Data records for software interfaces
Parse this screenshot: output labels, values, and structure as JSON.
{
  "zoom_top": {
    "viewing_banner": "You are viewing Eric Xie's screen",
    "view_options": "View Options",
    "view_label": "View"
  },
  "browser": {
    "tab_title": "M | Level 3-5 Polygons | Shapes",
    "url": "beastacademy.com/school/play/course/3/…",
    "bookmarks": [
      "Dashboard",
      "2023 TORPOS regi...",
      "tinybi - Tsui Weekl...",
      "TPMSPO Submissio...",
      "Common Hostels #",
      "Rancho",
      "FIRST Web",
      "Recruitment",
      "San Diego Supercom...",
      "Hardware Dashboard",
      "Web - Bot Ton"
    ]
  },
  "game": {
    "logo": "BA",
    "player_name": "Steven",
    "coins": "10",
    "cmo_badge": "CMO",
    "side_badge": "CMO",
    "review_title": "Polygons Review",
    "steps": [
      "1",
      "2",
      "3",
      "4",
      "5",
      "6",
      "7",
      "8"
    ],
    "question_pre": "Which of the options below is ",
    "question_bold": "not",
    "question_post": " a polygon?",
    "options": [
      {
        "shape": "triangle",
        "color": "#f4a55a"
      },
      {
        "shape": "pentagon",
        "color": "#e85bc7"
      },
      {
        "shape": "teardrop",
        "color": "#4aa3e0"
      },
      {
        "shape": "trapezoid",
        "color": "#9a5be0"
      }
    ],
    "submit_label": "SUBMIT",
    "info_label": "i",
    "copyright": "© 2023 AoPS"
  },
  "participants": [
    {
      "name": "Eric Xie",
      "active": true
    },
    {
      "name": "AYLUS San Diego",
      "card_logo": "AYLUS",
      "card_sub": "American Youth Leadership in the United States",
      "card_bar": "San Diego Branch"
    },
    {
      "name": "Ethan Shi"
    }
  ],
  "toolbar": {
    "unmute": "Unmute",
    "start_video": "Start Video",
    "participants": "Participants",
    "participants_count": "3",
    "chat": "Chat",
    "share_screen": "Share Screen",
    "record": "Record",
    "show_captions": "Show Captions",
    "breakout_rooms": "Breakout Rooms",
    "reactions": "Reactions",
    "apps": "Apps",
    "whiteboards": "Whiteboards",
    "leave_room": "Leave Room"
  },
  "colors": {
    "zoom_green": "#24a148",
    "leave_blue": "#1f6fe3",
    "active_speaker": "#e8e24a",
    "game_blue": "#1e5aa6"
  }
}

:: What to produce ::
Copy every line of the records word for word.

:: The answer ::
Parse this screenshot: output labels, values, and structure as JSON.
{
  "zoom_top": {
    "viewing_banner": "You are viewing Eric Xie's screen",
    "view_options": "View Options",
    "view_label": "View"
  },
  "browser": {
    "tab_title": "M | Level 3-5 Polygons | Shapes",
    "url": "beastacademy.com/school/play/course/3/…",
    "bookmarks": [
      "Dashboard",
      "2023 TORPOS regi...",
      "tinybi - Tsui Weekl...",
      "TPMSPO Submissio...",
      "Common Hostels #",
      "Rancho",
      "FIRST Web",
      "Recruitment",
      "San Diego Supercom...",
      "Hardware Dashboard",
      "Web - Bot Ton"
    ]
  },
  "game": {
    "logo": "BA",
    "player_name": "Steven",
    "coins": "10",
    "cmo_badge": "CMO",
    "side_badge": "CMO",
    "review_title": "Polygons Review",
    "steps": [
      "1",
      "2",
      "3",
      "4",
      "5",
      "6",
      "7",
      "8"
    ],
    "question_pre": "Which of the options below is ",
    "question_bold": "not",
    "question_post": " a polygon?",
    "options": [
      {
        "shape": "triangle",
        "color": "#f4a55a"
      },
      {
        "shape": "pentagon",
        "color": "#e85bc7"
      },
      {
        "shape": "teardrop",
        "color": "#4aa3e0"
      },
      {
        "shape": "trapezoid",
        "color": "#9a5be0"
      }
    ],
    "submit_label": "SUBMIT",
    "info_label": "i",
    "copyright": "© 2023 AoPS"
  },
  "participants": [
    {
      "name": "Eric Xie",
      "active": true
    },
    {
      "name": "AYLUS San Diego",
      "card_logo": "AYLUS",
      "card_sub": "American Youth Leadership in the United States",
      "card_bar": "San Diego Branch"
    },
    {
      "name": "Ethan Shi"
    }
  ],
  "toolbar": {
    "unmute": "Unmute",
    "start_video": "Start Video",
    "participants": "Participants",
    "participants_count": "3",
    "chat": "Chat",
    "share_screen": "Share Screen",
    "record": "Record",
    "show_captions": "Show Captions",
    "breakout_rooms": "Breakout Rooms",
    "reactions": "Reactions",
    "apps": "Apps",
    "whiteboards": "Whiteboards",
    "leave_room": "Leave Room"
  },
  "colors": {
    "zoom_green": "#24a148",
    "leave_blue": "#1f6fe3",
    "active_speaker": "#e8e24a",
    "game_blue": "#1e5aa6"
  }
}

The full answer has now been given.